I know I could have done this as a cut out animation rather than inking all the frames. I chose to do it the proper way because setting up a cut out rig alone would have wasted that time anyway- the sprite animations are short so it wasn't worth it compromising their quality. If they were longer or the programmers needed it cut out for some procedural things- like armor swapping- then I would have had used "Spriter" instead of toonboom studio.
All this and much more was done in less than 48 hours!!!
Even managed to speedpaint a picture for the title screen during the last thirty minutes.
The title picture reuses the Planet graphic. There is the obvious mistake of having a different number of fingers. That index finger sure is crazy. But this is what generally happens after some sleep deprivation. :)
What didn't make the cut:
Our level designer kept insisting on having different backgrounds (suns) for each color mode. I resisted because it complicates the core "hook" of perceiving colors and it is also creating more work for me.
He also insisted on having cut scene drawings to tell a comedic narrative. While this was welcome by me since his ideas on those are really entertaining- I decided not to do it because things with more priority were not finished.
If we had more time I would have had the programmers change the font at the title screen, fixed the issues with my own half baked graphics, had insisted that platforms in the game are jump through type rather than solid, had insisted to place a different background for each level and a different music too (the musician made more than one tracks for the level) and many other things.

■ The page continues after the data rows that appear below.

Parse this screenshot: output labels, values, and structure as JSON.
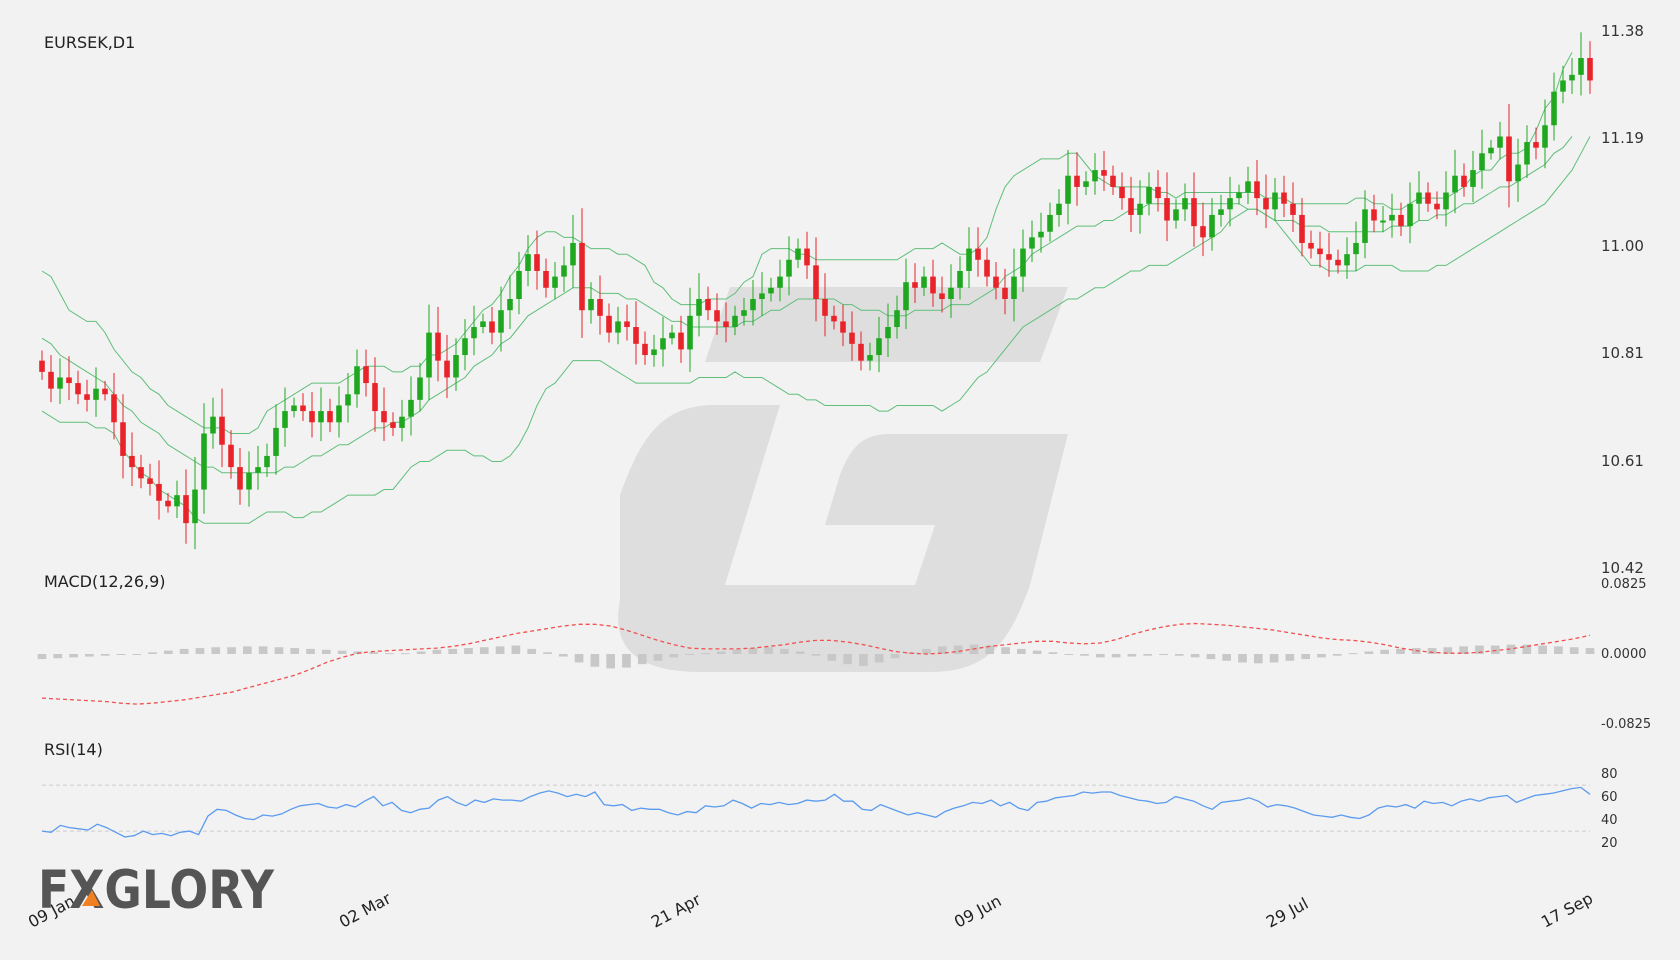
{
  "chart_data": [
    {
      "type": "candlestick",
      "title": "EURSEK,D1",
      "ylim": [
        10.42,
        11.38
      ],
      "y_ticks": [
        "11.38",
        "11.19",
        "11.00",
        "10.81",
        "10.61",
        "10.42"
      ],
      "x_ticks": [
        "09 Jan",
        "02 Mar",
        "21 Apr",
        "09 Jun",
        "29 Jul",
        "17 Sep"
      ],
      "close": [
        10.77,
        10.74,
        10.76,
        10.75,
        10.73,
        10.72,
        10.74,
        10.73,
        10.68,
        10.62,
        10.6,
        10.58,
        10.57,
        10.54,
        10.53,
        10.55,
        10.5,
        10.56,
        10.66,
        10.69,
        10.64,
        10.6,
        10.56,
        10.59,
        10.6,
        10.62,
        10.67,
        10.7,
        10.71,
        10.7,
        10.68,
        10.7,
        10.68,
        10.71,
        10.73,
        10.78,
        10.75,
        10.7,
        10.68,
        10.67,
        10.69,
        10.72,
        10.76,
        10.84,
        10.79,
        10.76,
        10.8,
        10.83,
        10.85,
        10.86,
        10.84,
        10.88,
        10.9,
        10.95,
        10.98,
        10.95,
        10.92,
        10.94,
        10.96,
        11.0,
        10.88,
        10.9,
        10.87,
        10.84,
        10.86,
        10.85,
        10.82,
        10.8,
        10.81,
        10.83,
        10.84,
        10.81,
        10.87,
        10.9,
        10.88,
        10.86,
        10.85,
        10.87,
        10.88,
        10.9,
        10.91,
        10.92,
        10.94,
        10.97,
        10.99,
        10.96,
        10.9,
        10.87,
        10.86,
        10.84,
        10.82,
        10.79,
        10.8,
        10.83,
        10.85,
        10.88,
        10.93,
        10.92,
        10.94,
        10.91,
        10.9,
        10.92,
        10.95,
        10.99,
        10.97,
        10.94,
        10.92,
        10.9,
        10.94,
        10.99,
        11.01,
        11.02,
        11.05,
        11.07,
        11.12,
        11.1,
        11.11,
        11.13,
        11.12,
        11.1,
        11.08,
        11.05,
        11.07,
        11.1,
        11.08,
        11.04,
        11.06,
        11.08,
        11.03,
        11.01,
        11.05,
        11.06,
        11.08,
        11.09,
        11.11,
        11.08,
        11.06,
        11.09,
        11.07,
        11.05,
        11.0,
        10.99,
        10.98,
        10.97,
        10.96,
        10.98,
        11.0,
        11.06,
        11.04,
        11.04,
        11.05,
        11.03,
        11.07,
        11.09,
        11.07,
        11.06,
        11.09,
        11.12,
        11.1,
        11.13,
        11.16,
        11.17,
        11.19,
        11.11,
        11.14,
        11.18,
        11.17,
        11.21,
        11.27,
        11.29,
        11.3,
        11.33,
        11.29
      ],
      "bollinger": {
        "upper": [
          10.95,
          10.94,
          10.91,
          10.88,
          10.87,
          10.86,
          10.86,
          10.84,
          10.81,
          10.79,
          10.77,
          10.76,
          10.74,
          10.73,
          10.71,
          10.7,
          10.69,
          10.68,
          10.67,
          10.67,
          10.67,
          10.66,
          10.66,
          10.66,
          10.67,
          10.7,
          10.71,
          10.72,
          10.73,
          10.74,
          10.75,
          10.75,
          10.75,
          10.75,
          10.76,
          10.77,
          10.78,
          10.78,
          10.78,
          10.77,
          10.77,
          10.78,
          10.78,
          10.8,
          10.8,
          10.81,
          10.82,
          10.84,
          10.86,
          10.88,
          10.89,
          10.91,
          10.94,
          10.96,
          10.99,
          11.01,
          11.02,
          11.02,
          11.01,
          11.01,
          11.0,
          10.99,
          10.99,
          10.99,
          10.98,
          10.98,
          10.97,
          10.96,
          10.93,
          10.92,
          10.9,
          10.89,
          10.89,
          10.89,
          10.9,
          10.9,
          10.9,
          10.91,
          10.93,
          10.94,
          10.98,
          10.99,
          10.99,
          10.99,
          10.98,
          10.98,
          10.97,
          10.97,
          10.97,
          10.97,
          10.97,
          10.97,
          10.97,
          10.97,
          10.97,
          10.97,
          10.98,
          10.99,
          10.99,
          10.99,
          11.0,
          10.99,
          10.98,
          10.98,
          10.99,
          11.01,
          11.06,
          11.1,
          11.12,
          11.13,
          11.14,
          11.15,
          11.15,
          11.15,
          11.16,
          11.16,
          11.14,
          11.12,
          11.11,
          11.1,
          11.1,
          11.1,
          11.1,
          11.1,
          11.09,
          11.09,
          11.08,
          11.09,
          11.09,
          11.09,
          11.09,
          11.09,
          11.09,
          11.09,
          11.09,
          11.09,
          11.08,
          11.08,
          11.08,
          11.07,
          11.07,
          11.07,
          11.07,
          11.07,
          11.07,
          11.07,
          11.08,
          11.08,
          11.07,
          11.07,
          11.06,
          11.06,
          11.07,
          11.08,
          11.08,
          11.08,
          11.08,
          11.09,
          11.1,
          11.12,
          11.13,
          11.13,
          11.15,
          11.16,
          11.16,
          11.17,
          11.2,
          11.24,
          11.26,
          11.31,
          11.34
        ],
        "middle": [
          10.83,
          10.82,
          10.8,
          10.79,
          10.78,
          10.77,
          10.76,
          10.75,
          10.73,
          10.71,
          10.7,
          10.68,
          10.67,
          10.66,
          10.64,
          10.63,
          10.62,
          10.61,
          10.6,
          10.6,
          10.59,
          10.59,
          10.59,
          10.59,
          10.59,
          10.59,
          10.59,
          10.6,
          10.6,
          10.61,
          10.62,
          10.62,
          10.63,
          10.64,
          10.64,
          10.65,
          10.66,
          10.67,
          10.67,
          10.68,
          10.68,
          10.69,
          10.7,
          10.72,
          10.73,
          10.74,
          10.75,
          10.76,
          10.78,
          10.79,
          10.8,
          10.82,
          10.83,
          10.85,
          10.87,
          10.88,
          10.89,
          10.9,
          10.91,
          10.92,
          10.92,
          10.92,
          10.91,
          10.91,
          10.91,
          10.9,
          10.9,
          10.89,
          10.88,
          10.87,
          10.86,
          10.86,
          10.85,
          10.85,
          10.85,
          10.85,
          10.85,
          10.85,
          10.86,
          10.86,
          10.87,
          10.88,
          10.88,
          10.89,
          10.9,
          10.9,
          10.9,
          10.9,
          10.9,
          10.89,
          10.89,
          10.88,
          10.88,
          10.88,
          10.87,
          10.87,
          10.87,
          10.88,
          10.88,
          10.88,
          10.88,
          10.89,
          10.89,
          10.89,
          10.9,
          10.91,
          10.92,
          10.94,
          10.95,
          10.96,
          10.98,
          10.99,
          11.0,
          11.01,
          11.02,
          11.03,
          11.03,
          11.03,
          11.04,
          11.04,
          11.05,
          11.06,
          11.06,
          11.07,
          11.07,
          11.07,
          11.07,
          11.07,
          11.07,
          11.07,
          11.07,
          11.07,
          11.07,
          11.07,
          11.06,
          11.06,
          11.05,
          11.04,
          11.04,
          11.04,
          11.03,
          11.03,
          11.03,
          11.02,
          11.02,
          11.02,
          11.02,
          11.02,
          11.02,
          11.02,
          11.03,
          11.03,
          11.03,
          11.04,
          11.04,
          11.05,
          11.05,
          11.06,
          11.07,
          11.07,
          11.08,
          11.09,
          11.1,
          11.1,
          11.11,
          11.12,
          11.13,
          11.14,
          11.16,
          11.17,
          11.19
        ],
        "lower": [
          10.7,
          10.69,
          10.68,
          10.68,
          10.68,
          10.68,
          10.67,
          10.67,
          10.66,
          10.63,
          10.61,
          10.59,
          10.58,
          10.56,
          10.55,
          10.54,
          10.53,
          10.51,
          10.5,
          10.5,
          10.5,
          10.5,
          10.5,
          10.5,
          10.51,
          10.52,
          10.52,
          10.52,
          10.51,
          10.51,
          10.52,
          10.52,
          10.53,
          10.54,
          10.55,
          10.55,
          10.55,
          10.55,
          10.56,
          10.56,
          10.58,
          10.6,
          10.61,
          10.61,
          10.62,
          10.63,
          10.63,
          10.63,
          10.62,
          10.62,
          10.61,
          10.61,
          10.62,
          10.64,
          10.67,
          10.71,
          10.74,
          10.75,
          10.77,
          10.79,
          10.79,
          10.79,
          10.79,
          10.78,
          10.77,
          10.76,
          10.75,
          10.75,
          10.75,
          10.75,
          10.75,
          10.75,
          10.75,
          10.76,
          10.76,
          10.76,
          10.76,
          10.77,
          10.76,
          10.76,
          10.76,
          10.75,
          10.74,
          10.73,
          10.73,
          10.72,
          10.72,
          10.71,
          10.71,
          10.71,
          10.71,
          10.71,
          10.71,
          10.7,
          10.7,
          10.71,
          10.71,
          10.71,
          10.71,
          10.71,
          10.7,
          10.71,
          10.72,
          10.74,
          10.76,
          10.77,
          10.79,
          10.81,
          10.83,
          10.85,
          10.86,
          10.87,
          10.88,
          10.89,
          10.9,
          10.9,
          10.91,
          10.92,
          10.92,
          10.93,
          10.94,
          10.95,
          10.95,
          10.96,
          10.96,
          10.96,
          10.97,
          10.98,
          10.99,
          11.0,
          11.01,
          11.02,
          11.04,
          11.05,
          11.06,
          11.06,
          11.05,
          11.04,
          11.02,
          11.0,
          10.98,
          10.96,
          10.96,
          10.95,
          10.95,
          10.95,
          10.95,
          10.96,
          10.96,
          10.96,
          10.96,
          10.95,
          10.95,
          10.95,
          10.95,
          10.96,
          10.96,
          10.97,
          10.98,
          10.99,
          11.0,
          11.01,
          11.02,
          11.03,
          11.04,
          11.05,
          11.06,
          11.07,
          11.09,
          11.11,
          11.13,
          11.16,
          11.19
        ]
      },
      "candle_colors": {
        "up": "#1fa81f",
        "down": "#e8232a"
      },
      "band_color": "#5fbf7a"
    },
    {
      "type": "macd",
      "title": "MACD(12,26,9)",
      "ylim": [
        -0.0825,
        0.0825
      ],
      "y_ticks": [
        "0.0825",
        "0.0000",
        "-0.0825"
      ],
      "signal": [
        -0.052,
        -0.053,
        -0.054,
        -0.055,
        -0.056,
        -0.058,
        -0.059,
        -0.058,
        -0.056,
        -0.054,
        -0.051,
        -0.048,
        -0.045,
        -0.04,
        -0.035,
        -0.03,
        -0.025,
        -0.018,
        -0.01,
        -0.004,
        0.001,
        0.003,
        0.004,
        0.005,
        0.006,
        0.007,
        0.009,
        0.012,
        0.016,
        0.02,
        0.024,
        0.027,
        0.03,
        0.033,
        0.035,
        0.035,
        0.033,
        0.028,
        0.022,
        0.016,
        0.011,
        0.007,
        0.006,
        0.006,
        0.006,
        0.007,
        0.009,
        0.011,
        0.014,
        0.016,
        0.016,
        0.014,
        0.011,
        0.007,
        0.003,
        0.001,
        0.0,
        0.001,
        0.003,
        0.006,
        0.009,
        0.011,
        0.013,
        0.015,
        0.015,
        0.013,
        0.012,
        0.013,
        0.017,
        0.023,
        0.028,
        0.032,
        0.035,
        0.036,
        0.035,
        0.034,
        0.032,
        0.03,
        0.028,
        0.025,
        0.022,
        0.019,
        0.017,
        0.016,
        0.014,
        0.011,
        0.007,
        0.004,
        0.002,
        0.001,
        0.001,
        0.002,
        0.004,
        0.006,
        0.009,
        0.012,
        0.015,
        0.018,
        0.022
      ],
      "histogram": [
        -0.006,
        -0.005,
        -0.004,
        -0.003,
        -0.002,
        -0.001,
        0.0,
        0.002,
        0.004,
        0.006,
        0.007,
        0.008,
        0.008,
        0.009,
        0.009,
        0.008,
        0.007,
        0.006,
        0.005,
        0.004,
        0.003,
        0.002,
        0.001,
        0.001,
        0.003,
        0.005,
        0.006,
        0.007,
        0.008,
        0.009,
        0.01,
        0.006,
        0.002,
        -0.003,
        -0.01,
        -0.015,
        -0.017,
        -0.016,
        -0.012,
        -0.008,
        -0.004,
        -0.001,
        0.001,
        0.003,
        0.005,
        0.007,
        0.008,
        0.006,
        0.003,
        -0.002,
        -0.008,
        -0.012,
        -0.014,
        -0.01,
        -0.005,
        0.002,
        0.006,
        0.009,
        0.01,
        0.011,
        0.01,
        0.008,
        0.006,
        0.004,
        0.002,
        0.0,
        -0.002,
        -0.004,
        -0.004,
        -0.003,
        -0.002,
        -0.001,
        -0.002,
        -0.004,
        -0.006,
        -0.008,
        -0.01,
        -0.011,
        -0.01,
        -0.008,
        -0.006,
        -0.004,
        -0.002,
        0.001,
        0.003,
        0.005,
        0.006,
        0.007,
        0.007,
        0.008,
        0.009,
        0.01,
        0.01,
        0.011,
        0.011,
        0.01,
        0.009,
        0.008,
        0.007
      ],
      "signal_color": "#f0504f",
      "histogram_color": "#c8c8c8"
    },
    {
      "type": "line",
      "title": "RSI(14)",
      "ylim": [
        15,
        85
      ],
      "y_ticks": [
        "80",
        "60",
        "40",
        "20"
      ],
      "levels": [
        70,
        30
      ],
      "values": [
        30,
        29,
        35,
        33,
        32,
        31,
        36,
        33,
        29,
        25,
        26,
        30,
        27,
        28,
        26,
        29,
        30,
        27,
        43,
        49,
        48,
        44,
        41,
        40,
        44,
        43,
        45,
        49,
        52,
        53,
        54,
        51,
        50,
        53,
        51,
        56,
        60,
        52,
        55,
        48,
        46,
        49,
        50,
        57,
        60,
        55,
        52,
        57,
        55,
        58,
        57,
        57,
        56,
        60,
        63,
        65,
        63,
        60,
        62,
        60,
        64,
        53,
        52,
        53,
        48,
        50,
        49,
        49,
        46,
        44,
        47,
        46,
        52,
        51,
        52,
        57,
        54,
        50,
        54,
        53,
        55,
        53,
        54,
        57,
        56,
        57,
        62,
        56,
        56,
        49,
        48,
        53,
        50,
        47,
        44,
        46,
        44,
        42,
        47,
        50,
        52,
        55,
        54,
        57,
        52,
        55,
        50,
        48,
        55,
        56,
        59,
        60,
        61,
        64,
        63,
        64,
        64,
        61,
        59,
        57,
        56,
        54,
        55,
        60,
        58,
        56,
        52,
        49,
        55,
        56,
        57,
        59,
        56,
        51,
        53,
        52,
        50,
        47,
        44,
        43,
        42,
        44,
        42,
        41,
        44,
        50,
        52,
        51,
        53,
        50,
        56,
        54,
        55,
        52,
        56,
        58,
        56,
        59,
        60,
        61,
        55,
        58,
        61,
        62,
        63,
        65,
        67,
        68,
        62
      ],
      "line_color": "#5b9bef",
      "level_color": "#cccccc"
    }
  ],
  "logo": {
    "text": "FXGLORY"
  }
}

But this game is finished now and it's time to move on to better things. :)